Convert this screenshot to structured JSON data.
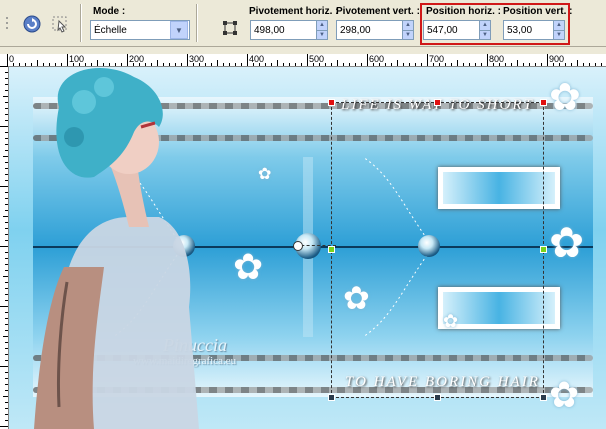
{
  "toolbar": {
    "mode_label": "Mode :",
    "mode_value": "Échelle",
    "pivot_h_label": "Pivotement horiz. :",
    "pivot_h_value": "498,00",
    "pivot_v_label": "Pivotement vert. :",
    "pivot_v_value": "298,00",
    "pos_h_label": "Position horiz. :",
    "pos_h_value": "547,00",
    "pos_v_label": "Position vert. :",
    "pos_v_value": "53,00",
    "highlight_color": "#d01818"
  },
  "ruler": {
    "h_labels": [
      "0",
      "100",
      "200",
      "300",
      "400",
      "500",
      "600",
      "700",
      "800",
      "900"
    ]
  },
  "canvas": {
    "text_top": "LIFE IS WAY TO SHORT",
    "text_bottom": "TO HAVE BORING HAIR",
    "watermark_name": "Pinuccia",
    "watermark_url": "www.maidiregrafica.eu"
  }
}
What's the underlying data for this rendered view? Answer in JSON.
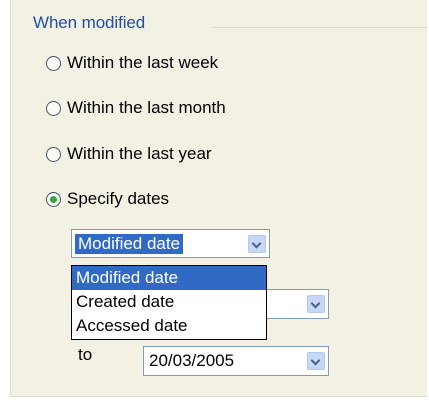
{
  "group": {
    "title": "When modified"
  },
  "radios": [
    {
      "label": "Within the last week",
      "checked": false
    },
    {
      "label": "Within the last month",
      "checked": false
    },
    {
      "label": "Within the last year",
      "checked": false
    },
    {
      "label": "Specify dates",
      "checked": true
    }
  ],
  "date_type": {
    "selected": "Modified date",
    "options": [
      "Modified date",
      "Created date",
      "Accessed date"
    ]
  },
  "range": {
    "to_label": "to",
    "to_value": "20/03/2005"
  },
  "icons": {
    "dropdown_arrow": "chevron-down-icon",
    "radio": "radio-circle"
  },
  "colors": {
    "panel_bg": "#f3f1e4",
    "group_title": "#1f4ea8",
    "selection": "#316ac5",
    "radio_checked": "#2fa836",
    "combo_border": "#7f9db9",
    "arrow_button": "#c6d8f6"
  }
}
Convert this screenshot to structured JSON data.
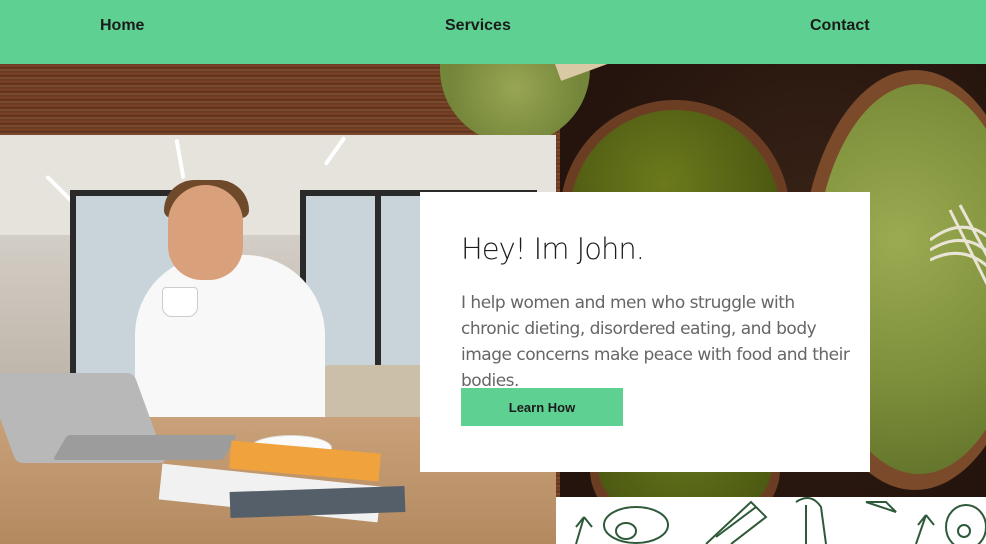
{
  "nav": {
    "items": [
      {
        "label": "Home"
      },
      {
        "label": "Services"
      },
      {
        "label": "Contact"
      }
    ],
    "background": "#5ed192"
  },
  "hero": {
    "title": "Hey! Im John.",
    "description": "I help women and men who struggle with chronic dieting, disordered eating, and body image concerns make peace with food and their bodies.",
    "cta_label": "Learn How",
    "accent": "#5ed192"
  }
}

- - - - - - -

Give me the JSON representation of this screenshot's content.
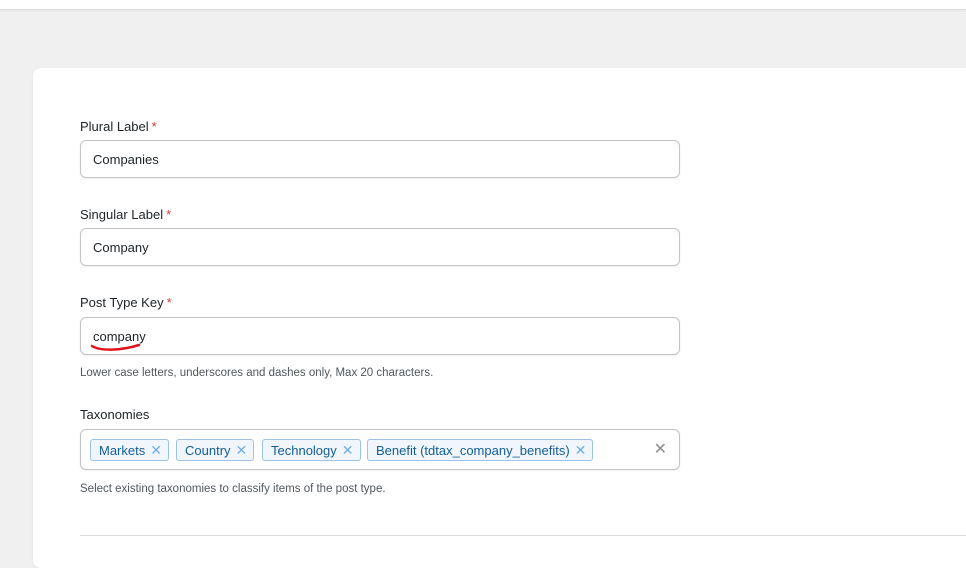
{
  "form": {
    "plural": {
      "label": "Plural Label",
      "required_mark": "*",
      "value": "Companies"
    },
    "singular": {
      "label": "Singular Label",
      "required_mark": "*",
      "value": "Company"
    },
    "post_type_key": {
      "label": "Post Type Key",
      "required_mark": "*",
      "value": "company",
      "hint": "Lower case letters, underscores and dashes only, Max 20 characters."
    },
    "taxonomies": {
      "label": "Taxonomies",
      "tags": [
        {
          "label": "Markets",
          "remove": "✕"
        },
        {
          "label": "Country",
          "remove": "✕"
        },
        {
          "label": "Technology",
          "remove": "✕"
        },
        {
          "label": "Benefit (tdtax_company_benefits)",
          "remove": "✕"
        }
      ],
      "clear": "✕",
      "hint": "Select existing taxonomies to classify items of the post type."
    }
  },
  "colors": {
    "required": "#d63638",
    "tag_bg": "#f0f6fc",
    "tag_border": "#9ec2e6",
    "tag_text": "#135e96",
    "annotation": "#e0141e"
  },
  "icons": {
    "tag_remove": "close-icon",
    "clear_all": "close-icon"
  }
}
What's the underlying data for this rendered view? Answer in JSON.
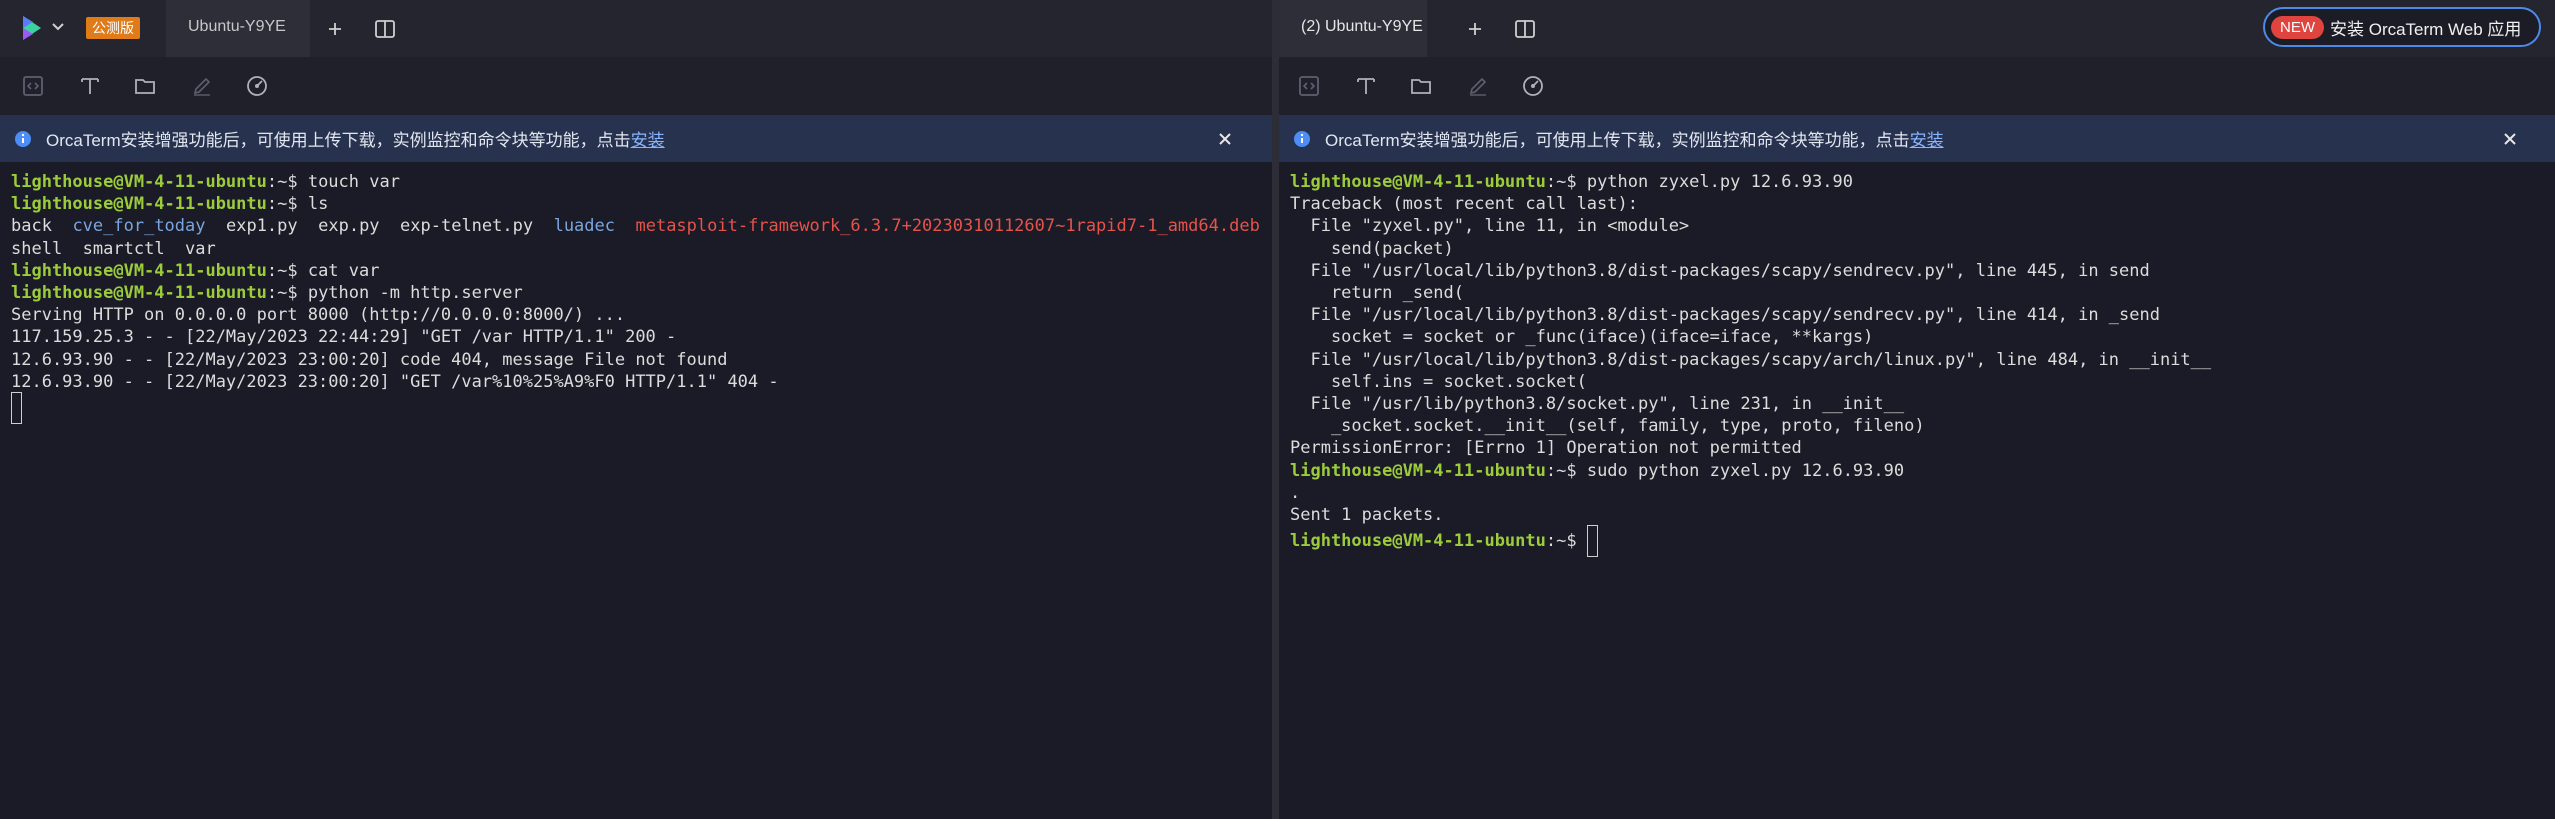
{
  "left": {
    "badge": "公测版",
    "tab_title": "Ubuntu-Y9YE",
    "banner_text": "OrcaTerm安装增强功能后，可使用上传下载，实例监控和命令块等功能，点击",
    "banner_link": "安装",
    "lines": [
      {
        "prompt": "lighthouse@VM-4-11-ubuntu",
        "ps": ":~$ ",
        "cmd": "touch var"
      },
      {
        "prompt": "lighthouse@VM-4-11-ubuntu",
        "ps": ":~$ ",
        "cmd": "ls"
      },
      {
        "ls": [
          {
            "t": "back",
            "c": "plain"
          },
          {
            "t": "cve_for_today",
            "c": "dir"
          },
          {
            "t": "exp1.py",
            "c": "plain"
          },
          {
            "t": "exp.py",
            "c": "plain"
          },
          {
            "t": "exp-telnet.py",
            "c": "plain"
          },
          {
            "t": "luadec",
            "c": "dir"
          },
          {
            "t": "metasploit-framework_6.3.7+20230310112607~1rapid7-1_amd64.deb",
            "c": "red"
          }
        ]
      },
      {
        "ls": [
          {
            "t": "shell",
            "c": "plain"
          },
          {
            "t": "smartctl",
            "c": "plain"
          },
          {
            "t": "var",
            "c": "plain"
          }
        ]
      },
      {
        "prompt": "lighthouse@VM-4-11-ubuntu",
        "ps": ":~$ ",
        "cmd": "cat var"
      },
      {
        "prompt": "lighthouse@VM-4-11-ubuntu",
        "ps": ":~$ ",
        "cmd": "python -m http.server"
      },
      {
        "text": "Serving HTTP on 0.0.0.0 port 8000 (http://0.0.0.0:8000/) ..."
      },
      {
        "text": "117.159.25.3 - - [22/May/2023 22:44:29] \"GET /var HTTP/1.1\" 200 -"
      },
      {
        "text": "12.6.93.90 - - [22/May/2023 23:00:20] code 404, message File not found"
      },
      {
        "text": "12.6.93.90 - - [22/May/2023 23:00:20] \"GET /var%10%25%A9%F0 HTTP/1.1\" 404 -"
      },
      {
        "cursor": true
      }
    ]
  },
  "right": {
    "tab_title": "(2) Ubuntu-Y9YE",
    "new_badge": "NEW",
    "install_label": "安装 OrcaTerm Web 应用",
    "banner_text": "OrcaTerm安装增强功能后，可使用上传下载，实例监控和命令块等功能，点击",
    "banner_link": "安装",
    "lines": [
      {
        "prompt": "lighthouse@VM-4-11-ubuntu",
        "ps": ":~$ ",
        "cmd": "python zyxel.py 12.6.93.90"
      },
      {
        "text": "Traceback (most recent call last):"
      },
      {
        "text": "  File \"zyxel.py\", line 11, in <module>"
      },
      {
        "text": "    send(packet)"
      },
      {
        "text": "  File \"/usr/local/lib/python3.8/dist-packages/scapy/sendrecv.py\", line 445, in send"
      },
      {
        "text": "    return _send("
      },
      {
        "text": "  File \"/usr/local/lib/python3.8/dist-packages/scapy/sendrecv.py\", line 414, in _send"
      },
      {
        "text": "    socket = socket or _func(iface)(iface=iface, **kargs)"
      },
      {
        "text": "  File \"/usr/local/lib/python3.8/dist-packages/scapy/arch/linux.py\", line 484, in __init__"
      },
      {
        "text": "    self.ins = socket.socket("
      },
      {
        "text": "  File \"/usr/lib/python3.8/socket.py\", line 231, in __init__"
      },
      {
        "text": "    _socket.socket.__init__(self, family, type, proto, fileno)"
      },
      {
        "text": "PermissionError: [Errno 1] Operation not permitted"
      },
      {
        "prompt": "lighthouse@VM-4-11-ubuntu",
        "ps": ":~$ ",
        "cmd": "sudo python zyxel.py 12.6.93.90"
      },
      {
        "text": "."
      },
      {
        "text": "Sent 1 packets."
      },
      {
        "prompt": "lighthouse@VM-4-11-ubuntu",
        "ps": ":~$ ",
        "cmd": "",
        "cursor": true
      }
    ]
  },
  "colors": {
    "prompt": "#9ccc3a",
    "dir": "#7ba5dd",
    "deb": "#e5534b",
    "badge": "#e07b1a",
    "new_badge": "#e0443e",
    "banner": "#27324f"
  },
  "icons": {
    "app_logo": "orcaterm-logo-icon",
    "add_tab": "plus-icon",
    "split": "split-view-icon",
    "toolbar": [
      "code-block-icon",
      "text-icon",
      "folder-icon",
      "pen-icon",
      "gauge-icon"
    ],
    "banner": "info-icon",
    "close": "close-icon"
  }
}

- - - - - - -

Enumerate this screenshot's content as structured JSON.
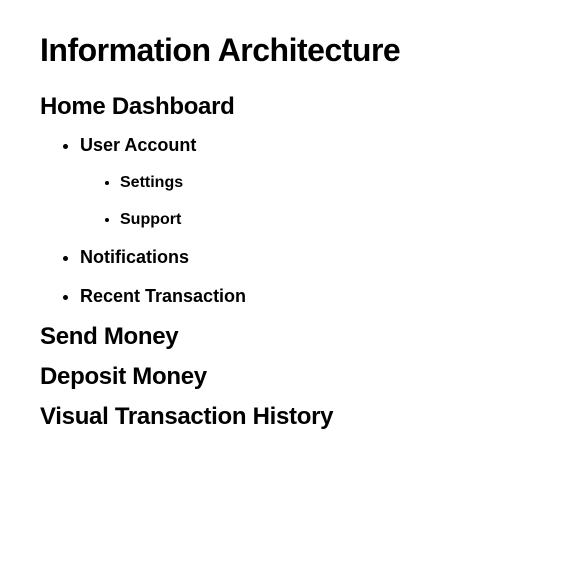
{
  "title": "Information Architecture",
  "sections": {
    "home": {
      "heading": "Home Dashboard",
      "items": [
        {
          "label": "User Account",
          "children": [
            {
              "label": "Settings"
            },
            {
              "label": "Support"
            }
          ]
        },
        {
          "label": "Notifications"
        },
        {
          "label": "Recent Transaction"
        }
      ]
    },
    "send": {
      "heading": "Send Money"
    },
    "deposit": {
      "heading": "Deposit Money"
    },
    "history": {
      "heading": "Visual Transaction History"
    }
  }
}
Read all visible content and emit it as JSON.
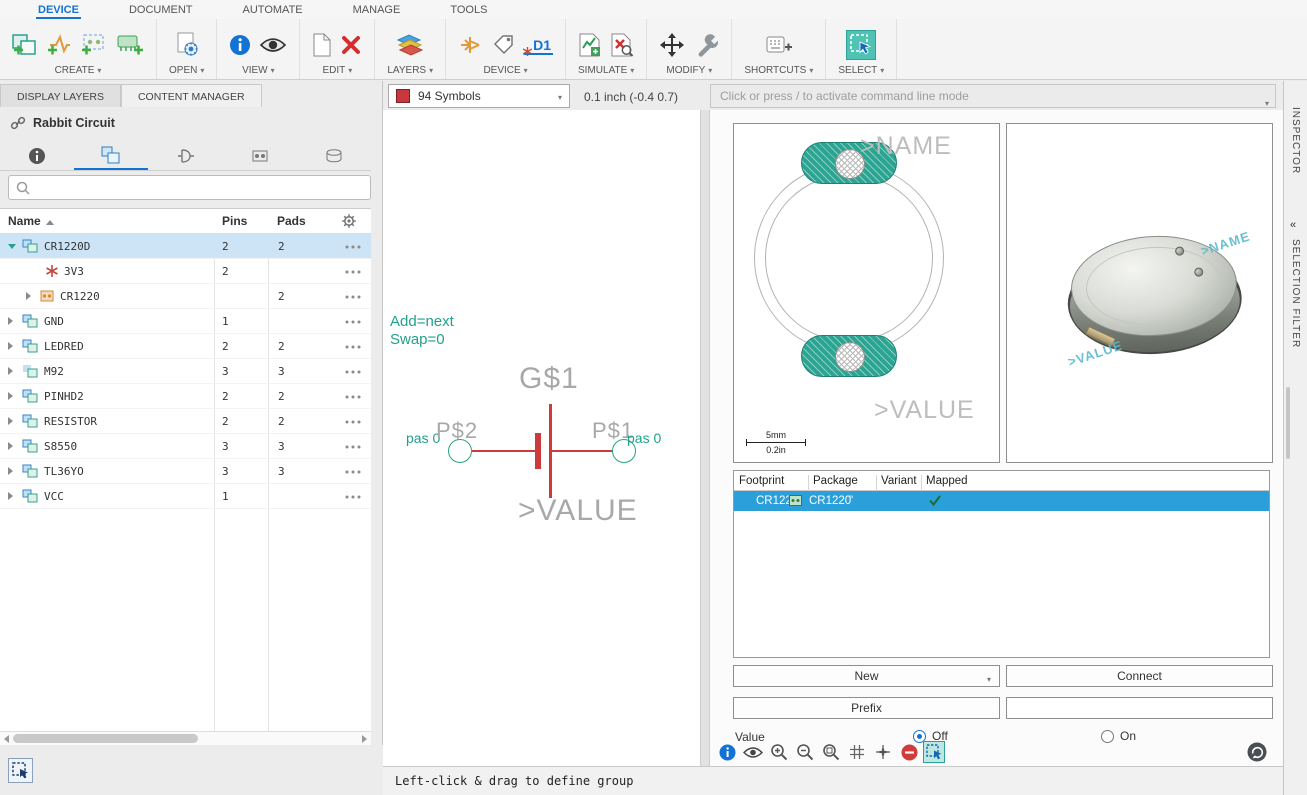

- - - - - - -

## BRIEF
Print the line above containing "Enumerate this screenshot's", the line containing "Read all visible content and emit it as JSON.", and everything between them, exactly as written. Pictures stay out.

## ANSWER FOR THE TASK
Enumerate this screenshot's content as structured JSON.
{
  "title": "Information Architecture",
  "sections": {
    "home": {
      "heading": "Home Dashboard",
      "items": [
        {
          "label": "User Account",
          "children": [
            {
              "label": "Settings"
            },
            {
              "label": "Support"
            }
          ]
        },
        {
          "label": "Notifications"
        },
        {
          "label": "Recent Transaction"
        }
      ]
    },
    "send": {
      "heading": "Send Money"
    },
    "deposit": {
      "heading": "Deposit Money"
    },
    "history": {
      "heading": "Visual Transaction History"
    }
  }
}
Read all visible content and emit it as JSON.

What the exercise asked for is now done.